Source: Technocracy News, 27 August 2017
These companies are run by Technocrats who are all busy perfecting the ultimate and interconnected global supply chain. The list is not necessarily perfect, but it is representative of a class of super-companies who are running the global show. TN editor:
A study by the Swiss Federal Institute of Technology in Zurich has found that a mere 147 corporations control the world – orchestrating events and controlling governments.
The analysis, which looked at the relationships between 43,000 transnational corporations, identified that only a tiny handful of mega-corporations, mostly banks, had a disproportionate amount of power over world events.
Newscientist.com reports: “Reality is so complex, we must move away from dogma, whether it’s conspiracy theories or free-market,” says James Glattfelder. “Our analysis is reality-based.”
Previous studies have found that a few TNCs [Trans-National Corporations] own large chunks of the world’s economy, but they included only a limited number of companies and omitted indirect ownerships, so could not say how this affected the global economy – whether it made it more or less stable, for instance.
The Zurich team can. From Orbis 2007, a database listing 37 million companies and investors worldwide, they pulled out all 43,060 TNCs and the share ownerships linking them. Then they constructed a model of which companies controlled others through shareholding networks, coupled with each company’s operating revenues, to map the structure of economic power.
The work, to be published in PLoS One, revealed a core of 1318 companies with interlocking ownerships. Each of the 1318 had ties to two or more other companies, and on average they were connected to 20. What’s more, although they represented 20 per cent of global operating revenues, the 1318 appeared to collectively own through their shares the majority of the world’s large blue chip and manufacturing firms – the “real” economy – representing a further 60 per cent of global revenues.

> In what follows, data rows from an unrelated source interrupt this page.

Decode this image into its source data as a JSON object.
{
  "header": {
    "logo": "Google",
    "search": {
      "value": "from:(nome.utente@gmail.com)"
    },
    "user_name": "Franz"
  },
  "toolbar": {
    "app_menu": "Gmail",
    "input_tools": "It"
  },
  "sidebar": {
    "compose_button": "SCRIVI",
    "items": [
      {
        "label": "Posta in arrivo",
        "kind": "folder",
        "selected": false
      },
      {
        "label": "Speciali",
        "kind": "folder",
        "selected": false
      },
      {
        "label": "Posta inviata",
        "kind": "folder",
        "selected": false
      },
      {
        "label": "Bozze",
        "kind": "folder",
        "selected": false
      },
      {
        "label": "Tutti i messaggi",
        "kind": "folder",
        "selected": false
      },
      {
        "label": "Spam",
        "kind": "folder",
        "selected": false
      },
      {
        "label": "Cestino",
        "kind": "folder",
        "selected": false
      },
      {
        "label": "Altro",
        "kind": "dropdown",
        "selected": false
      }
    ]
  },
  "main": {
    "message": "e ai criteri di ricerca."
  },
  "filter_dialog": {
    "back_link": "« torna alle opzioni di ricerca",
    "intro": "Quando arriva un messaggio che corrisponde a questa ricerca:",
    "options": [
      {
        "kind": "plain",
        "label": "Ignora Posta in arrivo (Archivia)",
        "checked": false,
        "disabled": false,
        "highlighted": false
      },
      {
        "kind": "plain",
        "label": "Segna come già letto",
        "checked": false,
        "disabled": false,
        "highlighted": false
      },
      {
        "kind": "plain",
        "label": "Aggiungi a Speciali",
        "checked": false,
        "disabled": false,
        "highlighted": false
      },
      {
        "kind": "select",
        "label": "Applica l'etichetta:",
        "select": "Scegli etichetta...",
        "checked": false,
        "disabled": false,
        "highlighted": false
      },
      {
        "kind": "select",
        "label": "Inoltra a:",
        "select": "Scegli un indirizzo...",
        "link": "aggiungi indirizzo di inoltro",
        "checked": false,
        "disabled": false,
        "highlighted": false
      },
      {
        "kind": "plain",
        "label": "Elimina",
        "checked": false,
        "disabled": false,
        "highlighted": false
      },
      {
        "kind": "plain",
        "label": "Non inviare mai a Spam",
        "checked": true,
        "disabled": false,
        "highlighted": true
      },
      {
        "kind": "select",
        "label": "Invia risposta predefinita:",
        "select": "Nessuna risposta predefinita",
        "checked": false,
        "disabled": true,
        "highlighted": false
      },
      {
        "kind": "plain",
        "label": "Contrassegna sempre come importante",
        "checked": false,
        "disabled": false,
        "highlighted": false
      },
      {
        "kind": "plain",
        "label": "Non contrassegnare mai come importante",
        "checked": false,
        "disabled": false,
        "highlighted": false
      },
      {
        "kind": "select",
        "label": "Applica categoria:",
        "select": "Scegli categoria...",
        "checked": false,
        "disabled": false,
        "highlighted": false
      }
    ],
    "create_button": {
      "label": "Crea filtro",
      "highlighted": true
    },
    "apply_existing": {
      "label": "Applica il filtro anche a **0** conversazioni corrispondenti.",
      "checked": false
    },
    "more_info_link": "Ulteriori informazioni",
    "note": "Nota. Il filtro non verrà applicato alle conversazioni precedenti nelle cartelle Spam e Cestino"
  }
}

When the team further untangled the web of ownership, it found much of it tracked back to a “super-entity” of 147 even more tightly knit companies – all of their ownership was held by other members of the super-entity – that controlled 40 per cent of the total wealth in the network. “In effect, less than 1 per cent of the companies were able to control 40 per cent of the entire network,” says Glattfelder. Most were financial institutions. The top 20 included Barclays Bank, JPMorgan Chase & Co, and The Goldman Sachs Group.